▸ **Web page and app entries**
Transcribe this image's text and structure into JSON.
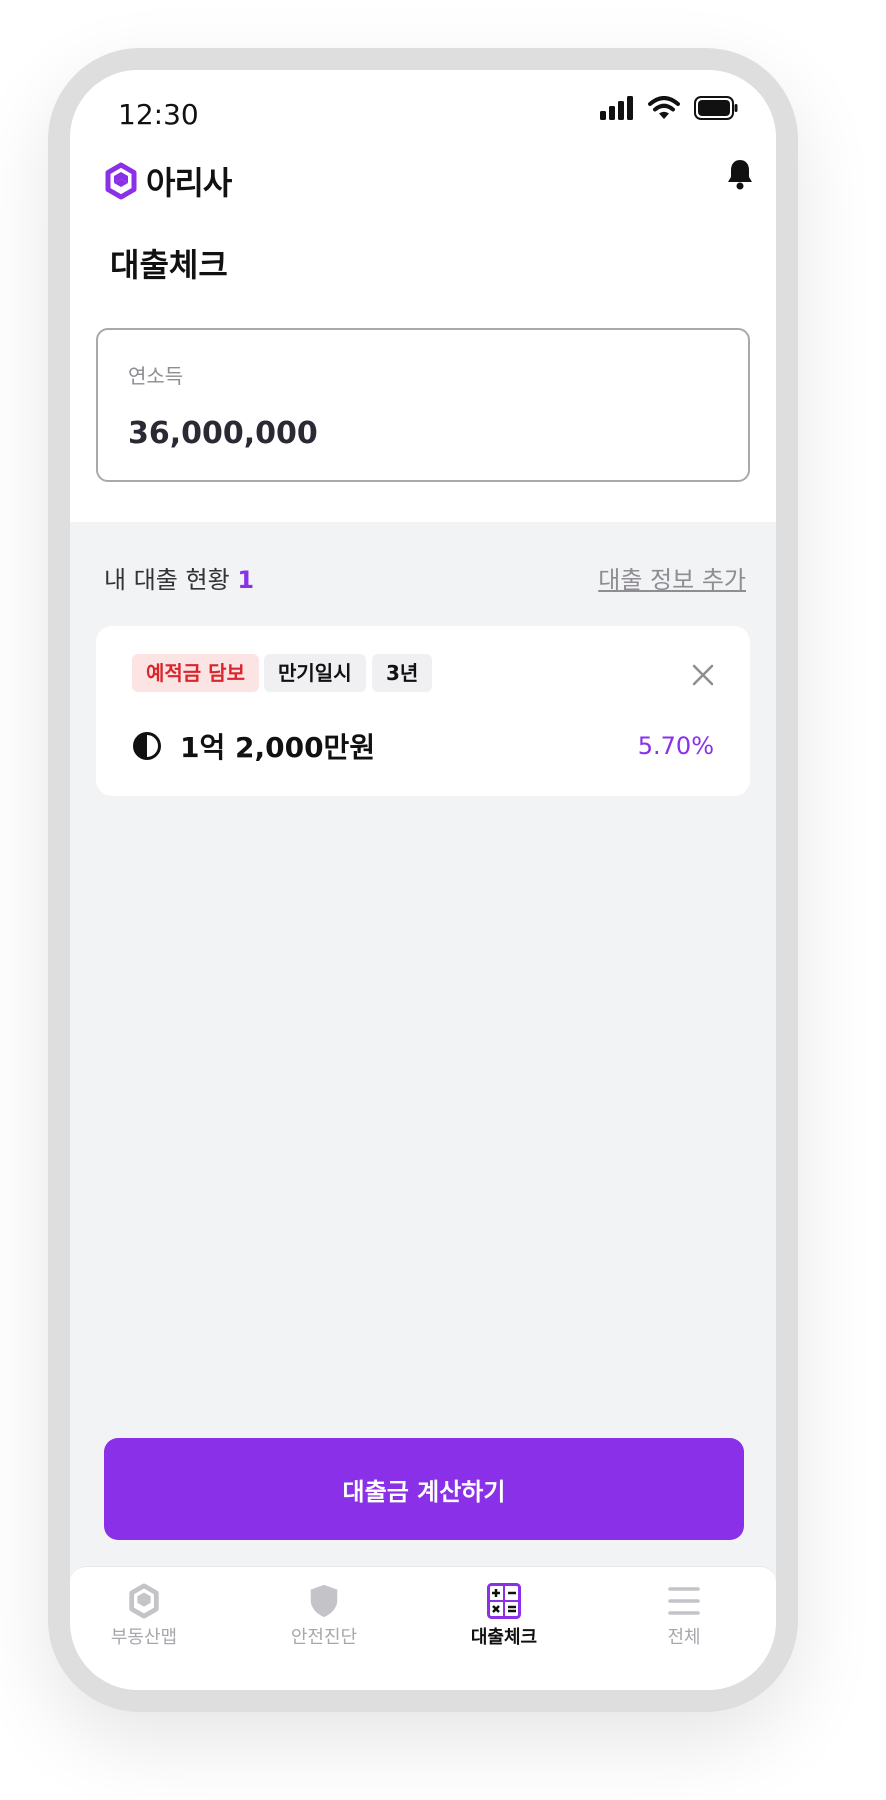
{
  "status_bar": {
    "time": "12:30"
  },
  "header": {
    "logo_text": "아리사"
  },
  "page": {
    "title": "대출체크"
  },
  "income": {
    "label": "연소득",
    "value": "36,000,000"
  },
  "loans": {
    "header_label": "내 대출 현황",
    "count": "1",
    "add_link": "대출 정보 추가",
    "items": [
      {
        "tags": [
          "예적금 담보",
          "만기일시",
          "3년"
        ],
        "amount": "1억 2,000만원",
        "rate": "5.70%"
      }
    ]
  },
  "cta": {
    "label": "대출금 계산하기"
  },
  "tabbar": {
    "tabs": [
      {
        "label": "부동산맵",
        "icon": "cube-icon",
        "active": false
      },
      {
        "label": "안전진단",
        "icon": "shield-icon",
        "active": false
      },
      {
        "label": "대출체크",
        "icon": "calculator-icon",
        "active": true
      },
      {
        "label": "전체",
        "icon": "menu-icon",
        "active": false
      }
    ]
  },
  "colors": {
    "accent": "#8a30e8",
    "tag_red_bg": "#fde4e4",
    "tag_red_text": "#d9262b"
  }
}
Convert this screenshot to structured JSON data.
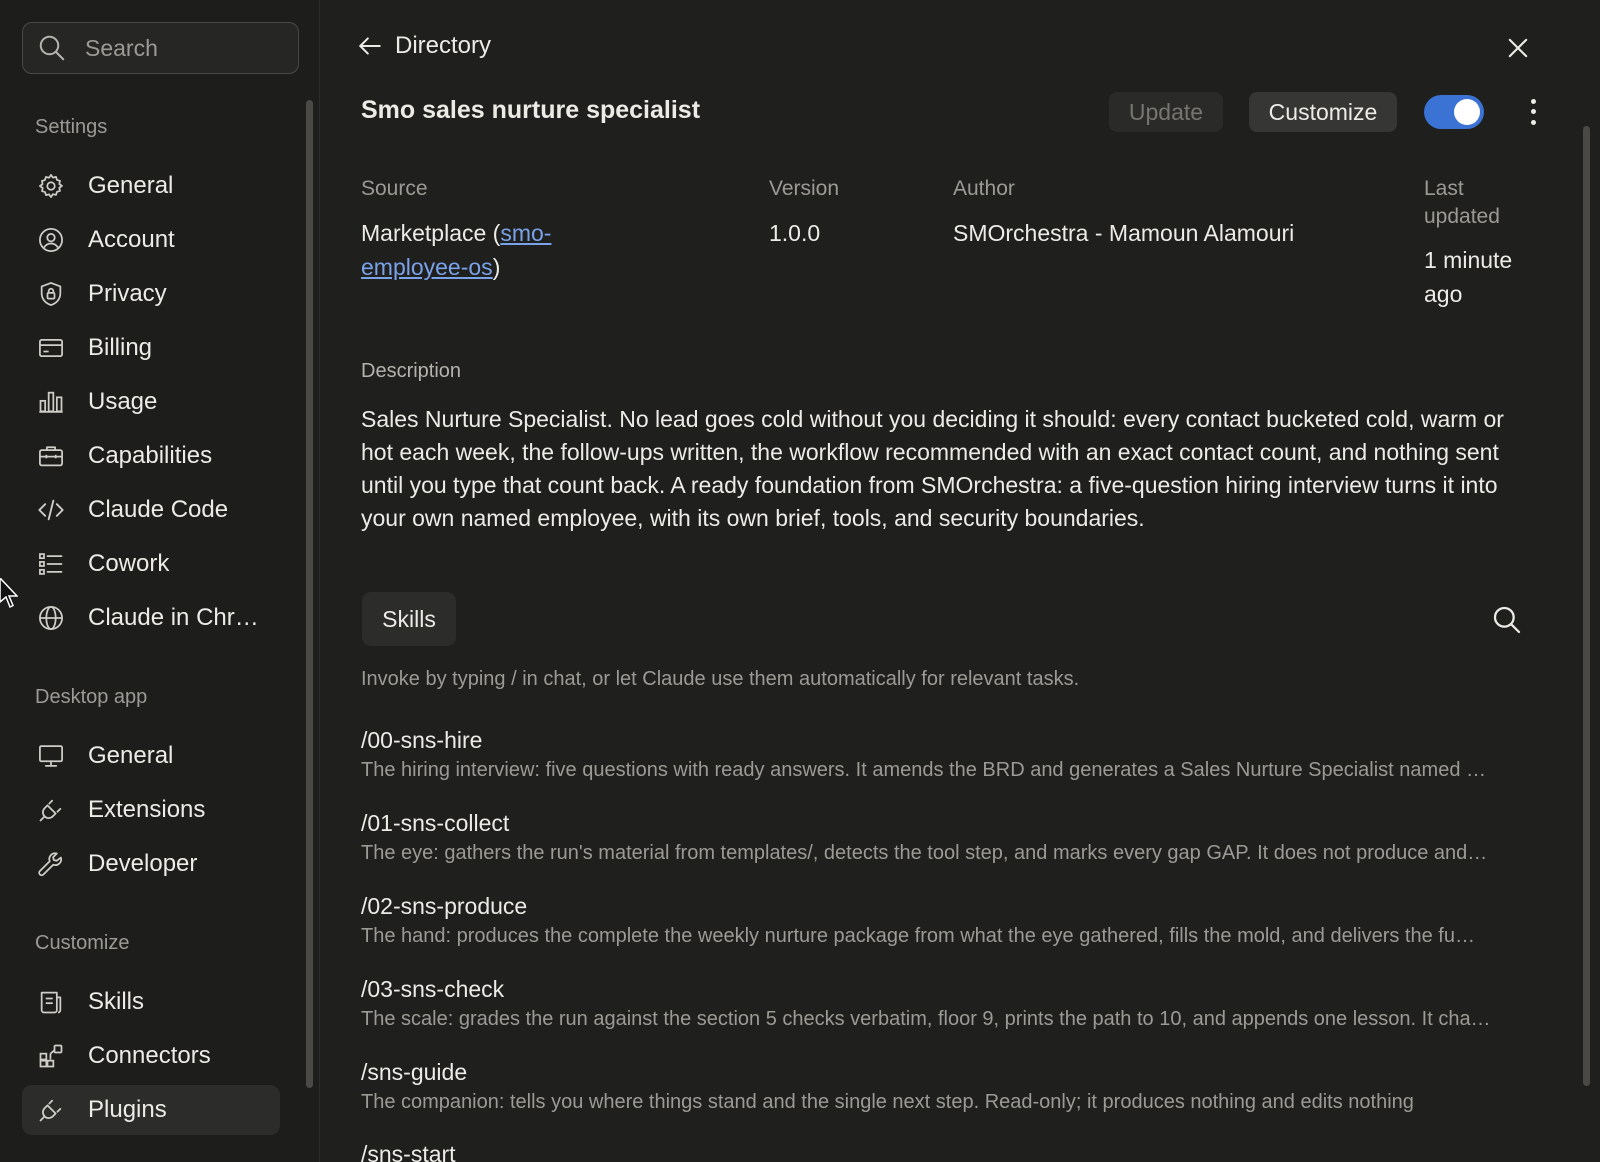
{
  "search": {
    "placeholder": "Search"
  },
  "sidebar": {
    "settings_label": "Settings",
    "settings_items": [
      {
        "label": "General",
        "icon": "gear-icon"
      },
      {
        "label": "Account",
        "icon": "user-circle-icon"
      },
      {
        "label": "Privacy",
        "icon": "shield-lock-icon"
      },
      {
        "label": "Billing",
        "icon": "credit-card-icon"
      },
      {
        "label": "Usage",
        "icon": "bar-chart-icon"
      },
      {
        "label": "Capabilities",
        "icon": "toolbox-icon"
      },
      {
        "label": "Claude Code",
        "icon": "code-icon"
      },
      {
        "label": "Cowork",
        "icon": "checklist-icon"
      },
      {
        "label": "Claude in Chr…",
        "icon": "globe-icon"
      }
    ],
    "desktop_label": "Desktop app",
    "desktop_items": [
      {
        "label": "General",
        "icon": "monitor-icon"
      },
      {
        "label": "Extensions",
        "icon": "plug-icon"
      },
      {
        "label": "Developer",
        "icon": "wrench-icon"
      }
    ],
    "customize_label": "Customize",
    "customize_items": [
      {
        "label": "Skills",
        "icon": "skills-icon"
      },
      {
        "label": "Connectors",
        "icon": "connectors-icon"
      },
      {
        "label": "Plugins",
        "icon": "plug-icon",
        "active": true
      }
    ]
  },
  "header": {
    "back_label": "Directory",
    "title": "Smo sales nurture specialist",
    "update_label": "Update",
    "customize_label": "Customize",
    "enabled": true
  },
  "meta": {
    "source_label": "Source",
    "source_prefix": "Marketplace (",
    "source_link_1": "smo-",
    "source_link_2": "employee-os",
    "source_suffix": ")",
    "version_label": "Version",
    "version": "1.0.0",
    "author_label": "Author",
    "author": "SMOrchestra - Mamoun Alamouri",
    "updated_label_1": "Last",
    "updated_label_2": "updated",
    "updated_value_1": "1 minute",
    "updated_value_2": "ago"
  },
  "description": {
    "label": "Description",
    "text": "Sales Nurture Specialist. No lead goes cold without you deciding it should: every contact bucketed cold, warm or hot each week, the follow-ups written, the workflow recommended with an exact contact count, and nothing sent until you type that count back. A ready foundation from SMOrchestra: a five-question hiring interview turns it into your own named employee, with its own brief, tools, and security boundaries."
  },
  "skills": {
    "tab_label": "Skills",
    "hint": "Invoke by typing / in chat, or let Claude use them automatically for relevant tasks.",
    "items": [
      {
        "name": "/00-sns-hire",
        "desc": "The hiring interview: five questions with ready answers. It amends the BRD and generates a Sales Nurture Specialist named …"
      },
      {
        "name": "/01-sns-collect",
        "desc": "The eye: gathers the run's material from templates/, detects the tool step, and marks every gap GAP. It does not produce and…"
      },
      {
        "name": "/02-sns-produce",
        "desc": "The hand: produces the complete the weekly nurture package from what the eye gathered, fills the mold, and delivers the fu…"
      },
      {
        "name": "/03-sns-check",
        "desc": "The scale: grades the run against the section 5 checks verbatim, floor 9, prints the path to 10, and appends one lesson. It cha…"
      },
      {
        "name": "/sns-guide",
        "desc": "The companion: tells you where things stand and the single next step. Read-only; it produces nothing and edits nothing"
      },
      {
        "name": "/sns-start",
        "desc": ""
      }
    ]
  }
}
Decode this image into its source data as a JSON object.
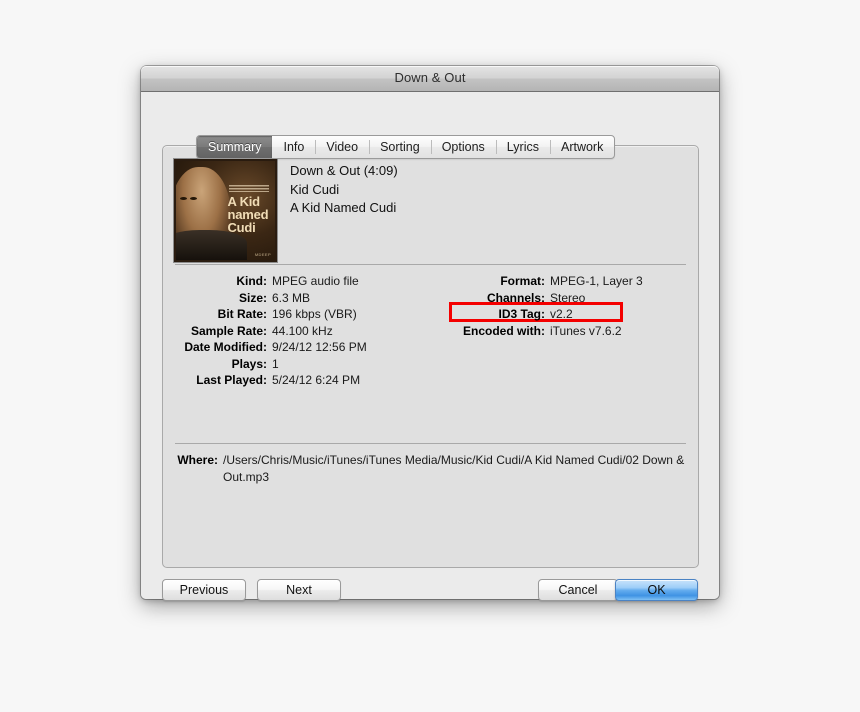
{
  "window": {
    "title": "Down & Out"
  },
  "tabs": [
    {
      "label": "Summary",
      "selected": true
    },
    {
      "label": "Info",
      "selected": false
    },
    {
      "label": "Video",
      "selected": false
    },
    {
      "label": "Sorting",
      "selected": false
    },
    {
      "label": "Options",
      "selected": false
    },
    {
      "label": "Lyrics",
      "selected": false
    },
    {
      "label": "Artwork",
      "selected": false
    }
  ],
  "media": {
    "artwork_text": {
      "line1": "A Kid",
      "line2": "named",
      "line3": "Cudi",
      "label": "MDEEP"
    },
    "track_title": "Down & Out (4:09)",
    "artist": "Kid Cudi",
    "album": "A Kid Named Cudi"
  },
  "details_left": [
    {
      "label": "Kind:",
      "value": "MPEG audio file"
    },
    {
      "label": "Size:",
      "value": "6.3 MB"
    },
    {
      "label": "Bit Rate:",
      "value": "196 kbps (VBR)"
    },
    {
      "label": "Sample Rate:",
      "value": "44.100 kHz"
    },
    {
      "label": "Date Modified:",
      "value": "9/24/12 12:56 PM"
    },
    {
      "label": "Plays:",
      "value": "1"
    },
    {
      "label": "Last Played:",
      "value": "5/24/12 6:24 PM"
    }
  ],
  "details_right": [
    {
      "label": "Format:",
      "value": "MPEG-1, Layer 3"
    },
    {
      "label": "Channels:",
      "value": "Stereo"
    },
    {
      "label": "ID3 Tag:",
      "value": "v2.2",
      "highlighted": true
    },
    {
      "label": "Encoded with:",
      "value": "iTunes v7.6.2"
    }
  ],
  "where": {
    "label": "Where:",
    "value": "/Users/Chris/Music/iTunes/iTunes Media/Music/Kid Cudi/A Kid Named Cudi/02 Down & Out.mp3"
  },
  "buttons": {
    "previous": "Previous",
    "next": "Next",
    "cancel": "Cancel",
    "ok": "OK"
  },
  "colors": {
    "highlight": "#f40000",
    "default_button": "#3f93e4",
    "selected_tab": "#6f6f6f"
  }
}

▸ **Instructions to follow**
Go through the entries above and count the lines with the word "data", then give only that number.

▸ **Answer to this task**
2